» Task requirements
Return the records exactly, please. Every line should match.

» Supplied information
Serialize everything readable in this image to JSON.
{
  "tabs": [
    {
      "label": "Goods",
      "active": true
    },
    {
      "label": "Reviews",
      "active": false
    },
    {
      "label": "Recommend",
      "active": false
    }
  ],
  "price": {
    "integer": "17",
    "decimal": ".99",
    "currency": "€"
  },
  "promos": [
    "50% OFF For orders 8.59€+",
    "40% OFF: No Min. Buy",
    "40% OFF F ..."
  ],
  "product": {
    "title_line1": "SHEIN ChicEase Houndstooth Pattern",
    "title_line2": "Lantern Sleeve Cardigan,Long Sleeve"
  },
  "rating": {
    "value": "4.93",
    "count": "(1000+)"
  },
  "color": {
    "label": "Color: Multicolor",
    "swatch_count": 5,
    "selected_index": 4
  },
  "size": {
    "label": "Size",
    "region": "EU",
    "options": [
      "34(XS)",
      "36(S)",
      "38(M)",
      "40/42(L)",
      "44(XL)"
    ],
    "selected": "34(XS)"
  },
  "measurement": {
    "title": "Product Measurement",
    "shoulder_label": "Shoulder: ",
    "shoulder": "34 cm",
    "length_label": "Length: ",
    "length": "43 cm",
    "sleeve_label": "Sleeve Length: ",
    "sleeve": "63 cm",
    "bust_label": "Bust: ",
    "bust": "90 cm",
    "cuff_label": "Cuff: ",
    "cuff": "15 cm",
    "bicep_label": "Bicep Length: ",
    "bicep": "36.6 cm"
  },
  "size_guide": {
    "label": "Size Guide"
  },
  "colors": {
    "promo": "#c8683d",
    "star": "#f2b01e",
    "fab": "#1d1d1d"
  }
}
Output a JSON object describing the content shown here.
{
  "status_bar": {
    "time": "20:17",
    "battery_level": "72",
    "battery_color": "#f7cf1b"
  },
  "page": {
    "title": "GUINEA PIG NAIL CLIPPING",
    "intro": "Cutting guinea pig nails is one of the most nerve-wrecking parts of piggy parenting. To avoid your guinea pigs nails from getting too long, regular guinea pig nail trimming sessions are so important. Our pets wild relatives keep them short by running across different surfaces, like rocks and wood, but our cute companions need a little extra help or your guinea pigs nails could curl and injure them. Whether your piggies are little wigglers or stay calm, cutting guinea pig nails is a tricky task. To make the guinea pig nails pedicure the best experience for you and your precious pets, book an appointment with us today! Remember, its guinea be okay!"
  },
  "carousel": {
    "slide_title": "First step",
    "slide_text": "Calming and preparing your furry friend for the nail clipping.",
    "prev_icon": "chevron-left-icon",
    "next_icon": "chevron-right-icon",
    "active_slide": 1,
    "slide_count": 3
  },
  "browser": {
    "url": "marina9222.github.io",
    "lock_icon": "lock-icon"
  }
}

» Task solution
Serialize everything readable in this image to JSON.
{
  "tabs": [
    {
      "label": "Goods",
      "active": true
    },
    {
      "label": "Reviews",
      "active": false
    },
    {
      "label": "Recommend",
      "active": false
    }
  ],
  "price": {
    "integer": "17",
    "decimal": ".99",
    "currency": "€"
  },
  "promos": [
    "50% OFF For orders 8.59€+",
    "40% OFF: No Min. Buy",
    "40% OFF F ..."
  ],
  "product": {
    "title_line1": "SHEIN ChicEase Houndstooth Pattern",
    "title_line2": "Lantern Sleeve Cardigan,Long Sleeve"
  },
  "rating": {
    "value": "4.93",
    "count": "(1000+)"
  },
  "color": {
    "label": "Color: Multicolor",
    "swatch_count": 5,
    "selected_index": 4
  },
  "size": {
    "label": "Size",
    "region": "EU",
    "options": [
      "34(XS)",
      "36(S)",
      "38(M)",
      "40/42(L)",
      "44(XL)"
    ],
    "selected": "34(XS)"
  },
  "measurement": {
    "title": "Product Measurement",
    "shoulder_label": "Shoulder: ",
    "shoulder": "34 cm",
    "length_label": "Length: ",
    "length": "43 cm",
    "sleeve_label": "Sleeve Length: ",
    "sleeve": "63 cm",
    "bust_label": "Bust: ",
    "bust": "90 cm",
    "cuff_label": "Cuff: ",
    "cuff": "15 cm",
    "bicep_label": "Bicep Length: ",
    "bicep": "36.6 cm"
  },
  "size_guide": {
    "label": "Size Guide"
  },
  "colors": {
    "promo": "#c8683d",
    "star": "#f2b01e",
    "fab": "#1d1d1d"
  }
}
Output a JSON object describing the content shown here.
{
  "status_bar": {
    "time": "20:17",
    "battery_level": "72",
    "battery_color": "#f7cf1b"
  },
  "page": {
    "title": "GUINEA PIG NAIL CLIPPING",
    "intro": "Cutting guinea pig nails is one of the most nerve-wrecking parts of piggy parenting. To avoid your guinea pigs nails from getting too long, regular guinea pig nail trimming sessions are so important. Our pets wild relatives keep them short by running across different surfaces, like rocks and wood, but our cute companions need a little extra help or your guinea pigs nails could curl and injure them. Whether your piggies are little wigglers or stay calm, cutting guinea pig nails is a tricky task. To make the guinea pig nails pedicure the best experience for you and your precious pets, book an appointment with us today! Remember, its guinea be okay!"
  },
  "carousel": {
    "slide_title": "First step",
    "slide_text": "Calming and preparing your furry friend for the nail clipping.",
    "prev_icon": "chevron-left-icon",
    "next_icon": "chevron-right-icon",
    "active_slide": 1,
    "slide_count": 3
  },
  "browser": {
    "url": "marina9222.github.io",
    "lock_icon": "lock-icon"
  }
}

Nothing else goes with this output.